Using reclaimed timber, the kind of stuff others discard, involves more cutting, sanding and cleaning than using bought in pristine planks, but often the grain and colour of the reclaimed wood is more interesting and using pieces with knots, splits and bits of bark still attached sparks ideas. It makes each box unique and individual and far different from those made by machine. It has been surprising how much interest these little boxes generate and at times keeping pace with demand has been a challenge.
These latest boxes are over two months in their gestation, forming clay, glazing, firing and carving the lids. I posted pictures of them on my Facebook page to show my friends what I had been up to over the winter months. Only me and Maud had witnessed their progress in the months before, within an hour four hundred had viewed the images of the finished boxes.
It's fine to be a purist, use only old hand tools and keep craft traditions alive, but sometimes the right bit of kit can take away all the drudgery and painstaking removal of unwanted wood.
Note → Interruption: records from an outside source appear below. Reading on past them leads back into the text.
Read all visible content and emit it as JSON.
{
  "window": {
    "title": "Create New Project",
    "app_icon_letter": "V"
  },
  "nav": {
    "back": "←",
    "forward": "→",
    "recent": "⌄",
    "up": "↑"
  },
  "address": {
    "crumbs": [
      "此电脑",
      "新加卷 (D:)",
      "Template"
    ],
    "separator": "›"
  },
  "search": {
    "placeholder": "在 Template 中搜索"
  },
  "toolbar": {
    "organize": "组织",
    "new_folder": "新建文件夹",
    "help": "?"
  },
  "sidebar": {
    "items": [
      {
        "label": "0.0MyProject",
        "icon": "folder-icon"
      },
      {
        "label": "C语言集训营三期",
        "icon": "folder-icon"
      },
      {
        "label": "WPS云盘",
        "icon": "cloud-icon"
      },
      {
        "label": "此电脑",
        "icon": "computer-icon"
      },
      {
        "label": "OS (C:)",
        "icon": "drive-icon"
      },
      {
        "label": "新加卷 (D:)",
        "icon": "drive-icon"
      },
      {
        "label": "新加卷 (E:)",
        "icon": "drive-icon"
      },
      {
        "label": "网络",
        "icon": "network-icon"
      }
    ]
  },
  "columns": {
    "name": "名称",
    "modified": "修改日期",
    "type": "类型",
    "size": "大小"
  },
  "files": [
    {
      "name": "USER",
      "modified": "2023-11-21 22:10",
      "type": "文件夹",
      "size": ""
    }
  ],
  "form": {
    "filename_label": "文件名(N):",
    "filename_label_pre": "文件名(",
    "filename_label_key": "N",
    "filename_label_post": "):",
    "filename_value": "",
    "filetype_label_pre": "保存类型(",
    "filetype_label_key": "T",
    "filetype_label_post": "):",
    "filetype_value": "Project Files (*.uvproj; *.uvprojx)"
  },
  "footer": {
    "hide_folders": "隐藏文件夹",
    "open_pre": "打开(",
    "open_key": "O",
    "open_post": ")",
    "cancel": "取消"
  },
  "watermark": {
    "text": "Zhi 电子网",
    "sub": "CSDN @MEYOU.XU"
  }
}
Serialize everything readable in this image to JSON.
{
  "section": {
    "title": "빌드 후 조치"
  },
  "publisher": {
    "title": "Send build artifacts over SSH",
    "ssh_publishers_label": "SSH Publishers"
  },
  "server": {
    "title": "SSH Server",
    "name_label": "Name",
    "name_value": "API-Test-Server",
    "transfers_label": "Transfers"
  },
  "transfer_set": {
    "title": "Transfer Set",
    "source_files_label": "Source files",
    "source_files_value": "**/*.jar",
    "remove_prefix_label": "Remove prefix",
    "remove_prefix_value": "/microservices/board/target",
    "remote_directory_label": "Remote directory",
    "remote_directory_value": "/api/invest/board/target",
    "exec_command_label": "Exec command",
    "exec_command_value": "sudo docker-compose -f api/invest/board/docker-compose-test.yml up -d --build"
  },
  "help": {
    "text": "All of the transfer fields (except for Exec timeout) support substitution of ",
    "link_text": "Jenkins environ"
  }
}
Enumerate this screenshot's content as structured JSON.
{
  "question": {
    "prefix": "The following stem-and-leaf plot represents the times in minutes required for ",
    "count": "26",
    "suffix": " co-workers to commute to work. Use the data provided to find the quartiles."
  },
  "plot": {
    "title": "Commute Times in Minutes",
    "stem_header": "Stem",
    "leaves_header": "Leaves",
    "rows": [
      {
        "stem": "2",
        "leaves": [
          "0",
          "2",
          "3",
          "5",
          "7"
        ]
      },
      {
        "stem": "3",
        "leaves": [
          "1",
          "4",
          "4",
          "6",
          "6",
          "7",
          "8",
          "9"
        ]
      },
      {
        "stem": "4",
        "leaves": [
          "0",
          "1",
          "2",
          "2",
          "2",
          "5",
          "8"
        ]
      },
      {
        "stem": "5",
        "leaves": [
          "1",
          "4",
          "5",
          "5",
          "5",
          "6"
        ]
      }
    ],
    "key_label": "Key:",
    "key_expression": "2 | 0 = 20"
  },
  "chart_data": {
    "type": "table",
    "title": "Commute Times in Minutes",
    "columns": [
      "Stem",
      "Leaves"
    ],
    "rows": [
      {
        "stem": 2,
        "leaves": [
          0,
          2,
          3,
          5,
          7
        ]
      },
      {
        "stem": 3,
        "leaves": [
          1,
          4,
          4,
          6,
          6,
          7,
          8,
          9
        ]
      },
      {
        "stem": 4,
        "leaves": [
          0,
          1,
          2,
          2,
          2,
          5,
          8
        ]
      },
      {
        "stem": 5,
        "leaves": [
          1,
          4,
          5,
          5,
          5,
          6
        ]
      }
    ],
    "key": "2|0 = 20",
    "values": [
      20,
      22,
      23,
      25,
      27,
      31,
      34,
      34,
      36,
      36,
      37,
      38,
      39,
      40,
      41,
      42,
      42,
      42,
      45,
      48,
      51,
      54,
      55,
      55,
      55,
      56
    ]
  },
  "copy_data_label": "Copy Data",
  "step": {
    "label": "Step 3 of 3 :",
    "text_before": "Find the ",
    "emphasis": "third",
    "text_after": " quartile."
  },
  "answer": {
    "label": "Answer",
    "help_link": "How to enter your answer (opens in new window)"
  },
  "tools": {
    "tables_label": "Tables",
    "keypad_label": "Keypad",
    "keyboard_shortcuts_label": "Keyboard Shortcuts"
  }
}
It opens up new channels of thought and makes possible things previously undreamt of ...got to move on as they say, but even Thrussington is not ready for computer controlled technology just yet.